When a self-directed IRA borrows funds to invest, this type of transaction causes the account to acquire what is called acquisition indebtedness—because, without debt-financing, your IRA would not have acquired the asset.
In this instance, any tax that may be owed is calculated based on the percentage of debt in comparison to the value of the investment property. For example, if your IRA purchases a piece of real estate by making a 40 percent down payment and obtaining a non-recourse loan for 60 percent of the purchase price, then, initially, 60 percent of the income received by the IRA would be subject to the UDFI tax.
To offset this tax, the IRA may also get to deduct a certain percentage of expenses, as well. It is important to note that the IRA, not you personally, is the entity responsible for paying any UDFI tax liability.

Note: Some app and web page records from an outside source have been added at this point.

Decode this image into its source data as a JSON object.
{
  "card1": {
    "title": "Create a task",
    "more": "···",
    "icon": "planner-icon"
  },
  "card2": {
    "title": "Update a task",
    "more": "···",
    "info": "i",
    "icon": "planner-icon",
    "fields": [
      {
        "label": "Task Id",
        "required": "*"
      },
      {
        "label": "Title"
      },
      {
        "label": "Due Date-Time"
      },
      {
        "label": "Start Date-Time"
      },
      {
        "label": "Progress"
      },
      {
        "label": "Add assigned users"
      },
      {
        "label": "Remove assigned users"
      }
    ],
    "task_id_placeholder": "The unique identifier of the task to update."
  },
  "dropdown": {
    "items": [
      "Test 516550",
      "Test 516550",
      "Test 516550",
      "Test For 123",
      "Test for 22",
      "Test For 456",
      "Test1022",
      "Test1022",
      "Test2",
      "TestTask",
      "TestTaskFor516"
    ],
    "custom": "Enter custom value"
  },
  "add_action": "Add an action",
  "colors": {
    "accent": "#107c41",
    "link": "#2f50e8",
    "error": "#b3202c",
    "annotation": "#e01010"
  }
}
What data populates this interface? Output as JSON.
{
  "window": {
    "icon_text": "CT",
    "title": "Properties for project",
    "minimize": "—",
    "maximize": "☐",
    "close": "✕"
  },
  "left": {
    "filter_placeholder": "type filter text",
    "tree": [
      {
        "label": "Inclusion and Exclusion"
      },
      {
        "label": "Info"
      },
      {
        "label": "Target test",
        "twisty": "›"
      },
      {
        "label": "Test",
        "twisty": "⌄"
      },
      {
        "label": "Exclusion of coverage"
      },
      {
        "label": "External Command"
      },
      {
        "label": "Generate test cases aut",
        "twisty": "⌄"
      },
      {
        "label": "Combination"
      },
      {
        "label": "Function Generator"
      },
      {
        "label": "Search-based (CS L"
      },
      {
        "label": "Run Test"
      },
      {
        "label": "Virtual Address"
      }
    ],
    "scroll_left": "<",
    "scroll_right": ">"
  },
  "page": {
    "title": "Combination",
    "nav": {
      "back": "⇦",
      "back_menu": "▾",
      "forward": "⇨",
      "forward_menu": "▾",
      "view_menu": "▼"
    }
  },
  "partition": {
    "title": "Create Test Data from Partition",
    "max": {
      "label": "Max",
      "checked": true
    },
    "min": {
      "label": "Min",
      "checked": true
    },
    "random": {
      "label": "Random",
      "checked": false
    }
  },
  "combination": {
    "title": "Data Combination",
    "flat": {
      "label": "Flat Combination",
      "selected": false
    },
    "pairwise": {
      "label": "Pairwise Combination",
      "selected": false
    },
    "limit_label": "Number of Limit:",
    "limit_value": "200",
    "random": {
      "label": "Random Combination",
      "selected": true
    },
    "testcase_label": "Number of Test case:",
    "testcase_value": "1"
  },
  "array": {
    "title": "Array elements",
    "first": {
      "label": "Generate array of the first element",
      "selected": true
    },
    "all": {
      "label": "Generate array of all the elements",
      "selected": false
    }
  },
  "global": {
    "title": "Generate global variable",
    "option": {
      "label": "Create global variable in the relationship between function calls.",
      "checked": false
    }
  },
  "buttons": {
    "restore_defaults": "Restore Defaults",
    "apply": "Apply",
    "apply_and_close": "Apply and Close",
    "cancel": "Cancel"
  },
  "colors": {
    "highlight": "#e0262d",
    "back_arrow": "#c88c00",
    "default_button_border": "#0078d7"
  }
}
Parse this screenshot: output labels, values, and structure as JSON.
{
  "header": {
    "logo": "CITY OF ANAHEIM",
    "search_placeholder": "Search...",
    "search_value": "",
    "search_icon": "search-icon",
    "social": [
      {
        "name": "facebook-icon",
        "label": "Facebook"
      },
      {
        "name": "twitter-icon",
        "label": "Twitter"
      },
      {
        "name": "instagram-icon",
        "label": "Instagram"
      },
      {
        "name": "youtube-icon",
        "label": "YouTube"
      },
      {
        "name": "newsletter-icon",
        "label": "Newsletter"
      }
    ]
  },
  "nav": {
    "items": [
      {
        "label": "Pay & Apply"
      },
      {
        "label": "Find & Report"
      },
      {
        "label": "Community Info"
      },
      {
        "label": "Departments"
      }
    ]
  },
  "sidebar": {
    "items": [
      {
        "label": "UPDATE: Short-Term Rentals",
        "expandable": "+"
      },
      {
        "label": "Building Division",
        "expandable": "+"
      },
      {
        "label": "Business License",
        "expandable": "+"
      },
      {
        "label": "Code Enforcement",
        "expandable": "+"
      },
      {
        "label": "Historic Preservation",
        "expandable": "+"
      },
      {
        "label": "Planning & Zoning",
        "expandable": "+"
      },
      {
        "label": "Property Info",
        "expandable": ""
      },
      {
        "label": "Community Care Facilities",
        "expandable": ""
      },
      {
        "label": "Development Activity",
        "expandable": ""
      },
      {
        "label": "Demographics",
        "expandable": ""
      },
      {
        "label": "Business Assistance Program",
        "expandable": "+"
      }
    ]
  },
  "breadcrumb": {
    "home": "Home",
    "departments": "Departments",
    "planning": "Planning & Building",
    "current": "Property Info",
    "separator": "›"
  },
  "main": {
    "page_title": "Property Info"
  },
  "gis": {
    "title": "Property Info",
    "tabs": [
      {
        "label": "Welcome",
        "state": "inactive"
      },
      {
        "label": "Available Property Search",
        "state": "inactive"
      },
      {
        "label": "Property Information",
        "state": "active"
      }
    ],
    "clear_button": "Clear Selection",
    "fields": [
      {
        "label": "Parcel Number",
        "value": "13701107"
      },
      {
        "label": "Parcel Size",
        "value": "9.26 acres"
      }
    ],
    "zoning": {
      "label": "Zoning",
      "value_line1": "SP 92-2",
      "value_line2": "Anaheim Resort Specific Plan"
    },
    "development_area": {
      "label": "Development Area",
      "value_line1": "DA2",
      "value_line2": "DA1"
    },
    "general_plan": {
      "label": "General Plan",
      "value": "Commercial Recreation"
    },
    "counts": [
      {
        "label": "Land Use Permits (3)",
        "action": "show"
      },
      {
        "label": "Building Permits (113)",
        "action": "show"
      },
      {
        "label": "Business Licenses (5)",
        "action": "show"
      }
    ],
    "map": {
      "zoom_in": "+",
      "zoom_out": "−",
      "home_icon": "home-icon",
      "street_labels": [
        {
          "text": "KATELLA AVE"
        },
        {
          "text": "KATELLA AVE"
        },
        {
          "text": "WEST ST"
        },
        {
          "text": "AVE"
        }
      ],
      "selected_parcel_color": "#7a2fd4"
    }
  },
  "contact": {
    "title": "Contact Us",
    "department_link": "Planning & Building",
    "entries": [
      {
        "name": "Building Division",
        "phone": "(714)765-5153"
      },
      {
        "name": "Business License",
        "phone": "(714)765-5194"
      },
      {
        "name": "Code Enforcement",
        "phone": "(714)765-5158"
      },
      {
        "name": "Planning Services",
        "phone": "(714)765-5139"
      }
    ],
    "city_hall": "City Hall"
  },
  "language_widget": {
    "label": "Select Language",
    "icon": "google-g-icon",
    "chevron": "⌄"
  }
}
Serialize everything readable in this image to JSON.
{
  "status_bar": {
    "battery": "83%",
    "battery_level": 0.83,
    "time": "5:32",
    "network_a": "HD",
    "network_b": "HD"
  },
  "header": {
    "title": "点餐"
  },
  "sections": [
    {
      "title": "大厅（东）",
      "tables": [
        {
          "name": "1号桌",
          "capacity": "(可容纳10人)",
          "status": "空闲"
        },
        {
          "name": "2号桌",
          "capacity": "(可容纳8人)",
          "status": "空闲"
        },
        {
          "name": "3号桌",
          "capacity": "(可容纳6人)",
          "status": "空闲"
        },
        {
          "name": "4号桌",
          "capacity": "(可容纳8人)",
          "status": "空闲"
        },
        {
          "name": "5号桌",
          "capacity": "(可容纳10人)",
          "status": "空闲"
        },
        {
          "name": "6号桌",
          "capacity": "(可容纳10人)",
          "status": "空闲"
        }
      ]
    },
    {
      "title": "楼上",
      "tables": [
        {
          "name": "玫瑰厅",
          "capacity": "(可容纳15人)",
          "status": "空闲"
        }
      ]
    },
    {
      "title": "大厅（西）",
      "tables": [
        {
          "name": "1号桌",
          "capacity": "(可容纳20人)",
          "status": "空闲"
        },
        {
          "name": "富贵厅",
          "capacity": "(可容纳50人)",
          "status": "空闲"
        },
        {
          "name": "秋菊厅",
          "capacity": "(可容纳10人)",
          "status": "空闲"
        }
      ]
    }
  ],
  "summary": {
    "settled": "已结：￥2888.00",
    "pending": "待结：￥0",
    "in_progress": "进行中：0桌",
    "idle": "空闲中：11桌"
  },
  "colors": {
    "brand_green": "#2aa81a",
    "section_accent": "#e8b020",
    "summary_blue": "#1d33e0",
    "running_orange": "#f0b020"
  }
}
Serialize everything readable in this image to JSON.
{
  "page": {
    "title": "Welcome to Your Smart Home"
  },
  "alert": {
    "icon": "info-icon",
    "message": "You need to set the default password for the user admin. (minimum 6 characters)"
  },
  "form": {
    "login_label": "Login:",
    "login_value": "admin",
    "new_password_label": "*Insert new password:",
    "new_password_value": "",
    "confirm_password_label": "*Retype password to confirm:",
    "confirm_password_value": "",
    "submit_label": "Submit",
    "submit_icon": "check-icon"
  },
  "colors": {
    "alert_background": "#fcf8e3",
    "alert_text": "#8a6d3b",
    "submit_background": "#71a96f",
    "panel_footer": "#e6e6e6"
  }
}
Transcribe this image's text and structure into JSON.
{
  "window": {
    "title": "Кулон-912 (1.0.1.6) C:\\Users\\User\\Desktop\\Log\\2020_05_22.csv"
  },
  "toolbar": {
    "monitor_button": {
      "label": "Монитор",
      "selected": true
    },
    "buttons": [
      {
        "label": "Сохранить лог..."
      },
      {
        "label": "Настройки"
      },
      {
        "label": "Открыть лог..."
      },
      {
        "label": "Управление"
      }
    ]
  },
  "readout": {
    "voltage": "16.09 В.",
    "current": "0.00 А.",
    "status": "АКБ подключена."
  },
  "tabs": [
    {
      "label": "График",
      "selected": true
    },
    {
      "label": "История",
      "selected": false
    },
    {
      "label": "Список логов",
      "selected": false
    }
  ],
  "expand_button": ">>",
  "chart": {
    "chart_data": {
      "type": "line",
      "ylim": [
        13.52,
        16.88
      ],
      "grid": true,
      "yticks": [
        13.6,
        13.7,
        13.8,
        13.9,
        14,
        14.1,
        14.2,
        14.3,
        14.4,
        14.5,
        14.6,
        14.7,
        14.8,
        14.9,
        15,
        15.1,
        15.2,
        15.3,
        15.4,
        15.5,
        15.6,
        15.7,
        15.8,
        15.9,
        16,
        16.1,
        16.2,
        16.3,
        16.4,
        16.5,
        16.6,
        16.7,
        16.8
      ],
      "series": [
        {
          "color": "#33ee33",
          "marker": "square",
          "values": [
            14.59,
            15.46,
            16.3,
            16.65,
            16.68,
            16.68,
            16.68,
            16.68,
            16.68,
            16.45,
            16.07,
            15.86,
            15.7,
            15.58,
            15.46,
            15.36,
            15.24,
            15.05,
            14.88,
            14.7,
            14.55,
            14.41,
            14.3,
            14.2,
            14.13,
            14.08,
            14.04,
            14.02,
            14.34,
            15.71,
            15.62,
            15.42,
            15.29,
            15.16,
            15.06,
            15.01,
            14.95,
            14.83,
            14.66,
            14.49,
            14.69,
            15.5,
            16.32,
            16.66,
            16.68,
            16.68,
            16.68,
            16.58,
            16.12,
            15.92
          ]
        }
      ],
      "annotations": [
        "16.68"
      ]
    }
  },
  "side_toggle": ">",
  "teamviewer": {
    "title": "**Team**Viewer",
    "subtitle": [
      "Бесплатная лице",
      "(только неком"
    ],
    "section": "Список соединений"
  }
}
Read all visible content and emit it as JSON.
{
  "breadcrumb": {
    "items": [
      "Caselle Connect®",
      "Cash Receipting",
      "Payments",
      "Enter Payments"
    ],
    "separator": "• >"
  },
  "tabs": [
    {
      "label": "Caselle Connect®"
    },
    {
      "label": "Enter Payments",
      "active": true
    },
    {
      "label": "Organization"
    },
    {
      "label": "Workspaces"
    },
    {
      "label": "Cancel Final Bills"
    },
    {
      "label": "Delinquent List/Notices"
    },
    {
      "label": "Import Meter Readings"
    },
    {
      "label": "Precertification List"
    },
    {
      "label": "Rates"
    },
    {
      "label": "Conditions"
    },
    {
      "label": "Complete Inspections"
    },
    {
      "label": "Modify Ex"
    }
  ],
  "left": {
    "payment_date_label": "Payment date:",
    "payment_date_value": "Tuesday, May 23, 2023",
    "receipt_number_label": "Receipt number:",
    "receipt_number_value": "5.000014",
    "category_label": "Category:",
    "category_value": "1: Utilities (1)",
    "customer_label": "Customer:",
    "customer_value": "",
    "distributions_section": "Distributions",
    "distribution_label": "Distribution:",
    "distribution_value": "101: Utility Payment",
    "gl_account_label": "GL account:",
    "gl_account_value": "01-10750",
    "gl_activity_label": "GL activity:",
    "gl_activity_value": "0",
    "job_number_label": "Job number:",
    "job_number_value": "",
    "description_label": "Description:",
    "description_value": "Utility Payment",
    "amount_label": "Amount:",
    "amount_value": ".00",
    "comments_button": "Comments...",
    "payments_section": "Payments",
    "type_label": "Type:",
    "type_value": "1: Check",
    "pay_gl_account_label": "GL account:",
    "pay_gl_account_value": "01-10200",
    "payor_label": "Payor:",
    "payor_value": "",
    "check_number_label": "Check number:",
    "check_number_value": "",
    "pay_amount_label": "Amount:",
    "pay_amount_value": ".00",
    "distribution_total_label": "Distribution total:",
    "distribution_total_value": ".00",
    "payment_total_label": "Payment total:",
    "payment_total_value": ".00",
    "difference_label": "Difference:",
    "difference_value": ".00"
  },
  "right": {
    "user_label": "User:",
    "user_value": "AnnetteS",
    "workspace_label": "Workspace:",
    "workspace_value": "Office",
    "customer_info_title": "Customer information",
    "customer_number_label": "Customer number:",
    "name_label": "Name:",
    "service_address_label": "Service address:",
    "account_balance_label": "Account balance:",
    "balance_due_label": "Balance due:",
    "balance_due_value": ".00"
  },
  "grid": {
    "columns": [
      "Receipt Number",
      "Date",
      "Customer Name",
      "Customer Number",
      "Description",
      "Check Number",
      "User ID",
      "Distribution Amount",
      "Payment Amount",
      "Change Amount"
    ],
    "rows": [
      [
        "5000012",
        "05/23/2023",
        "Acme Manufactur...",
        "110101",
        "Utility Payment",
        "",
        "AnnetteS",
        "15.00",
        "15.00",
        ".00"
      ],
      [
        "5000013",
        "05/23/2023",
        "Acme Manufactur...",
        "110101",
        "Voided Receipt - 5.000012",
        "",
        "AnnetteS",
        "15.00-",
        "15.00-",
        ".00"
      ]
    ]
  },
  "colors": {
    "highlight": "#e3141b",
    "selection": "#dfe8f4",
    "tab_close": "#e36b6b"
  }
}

IRC 514 explains UDFI in great detail, but it is critical that you consult with your accountant or other tax professionals, as well, to ensure your IRA remains in compliance with IRS guidelines.